▶ _Task_:
What lines below include the word "true"? Copy each one.

▶ _Data provided_:

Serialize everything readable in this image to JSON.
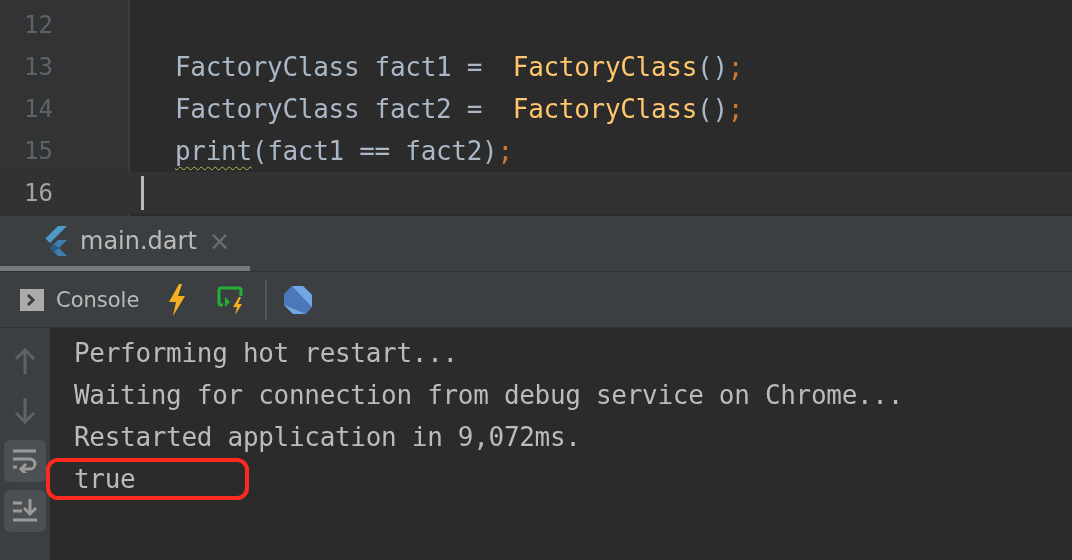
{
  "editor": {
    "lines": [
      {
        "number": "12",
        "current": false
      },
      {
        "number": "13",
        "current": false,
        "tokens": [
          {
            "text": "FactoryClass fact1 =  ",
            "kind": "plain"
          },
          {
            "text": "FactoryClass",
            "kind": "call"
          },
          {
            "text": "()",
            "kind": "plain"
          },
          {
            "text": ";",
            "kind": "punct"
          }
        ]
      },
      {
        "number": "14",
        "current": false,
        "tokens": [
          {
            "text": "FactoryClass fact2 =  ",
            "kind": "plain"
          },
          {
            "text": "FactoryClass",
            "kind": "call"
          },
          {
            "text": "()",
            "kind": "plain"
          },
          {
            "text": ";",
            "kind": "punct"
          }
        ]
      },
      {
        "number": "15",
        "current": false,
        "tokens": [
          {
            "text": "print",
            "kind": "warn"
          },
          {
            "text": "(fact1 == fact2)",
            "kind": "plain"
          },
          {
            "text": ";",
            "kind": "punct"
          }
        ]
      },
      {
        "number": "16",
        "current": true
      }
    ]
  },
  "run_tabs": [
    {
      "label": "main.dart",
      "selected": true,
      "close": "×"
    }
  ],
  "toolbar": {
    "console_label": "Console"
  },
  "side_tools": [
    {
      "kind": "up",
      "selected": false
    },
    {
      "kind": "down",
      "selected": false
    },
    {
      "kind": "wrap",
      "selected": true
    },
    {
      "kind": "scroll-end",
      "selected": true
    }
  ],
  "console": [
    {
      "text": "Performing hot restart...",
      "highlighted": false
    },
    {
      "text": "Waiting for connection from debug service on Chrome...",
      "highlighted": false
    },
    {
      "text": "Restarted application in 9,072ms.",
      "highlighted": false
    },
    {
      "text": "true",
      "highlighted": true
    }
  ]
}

▶ _Your solution_:
        "current": true
      "selected": true,
      "selected": true
      "selected": true
      "text": "true",
      "highlighted": true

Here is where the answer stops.